Measures which discourage investment in the private rented sector can only push up rents and harm tenants more than landlords, a new report from the Intermediary Mortgage Lenders Association warns.
The report – Segmenting the UK Mortgage Market – examines the key issues facing the main segments that make up today’s mortgage market, which IMLA says can be thought of as a series of interlinked but distinct markets for first time buyers, moving homeowners, buy to let investors, lifetime borrowers, remortgagers and further advances.
Assessing the possible impacts of George Osborne’s proposed buy to let tax changes - chiefly the reduction in mortgage interest tax relief to landlords - IMLA argues that a higher tax burden for landlords, which will push some into losses after tax and raise the effective tax rate on their buy to let investment above 100 per cent, may slightly skew the market in favour of owner-occupiers.
This is because the effect of the tax change will be to reduce the price that landlords are prepared to pay for any given property.
But the association says the risk is that these changes and the threat of tighter buy to let mortgage regulation next year will constrain the supply of available rental properties.

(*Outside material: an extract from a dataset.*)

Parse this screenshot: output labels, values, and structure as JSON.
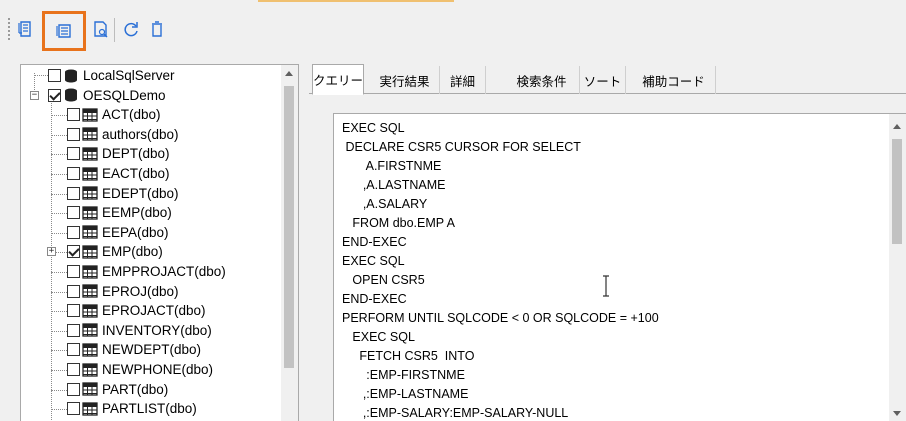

This will be happening at a time when IMLA says “the fundamentals of population growth and low housing supply” are driving an increase in demand, and with the still emerging institutional investment sector failing to make up the gap.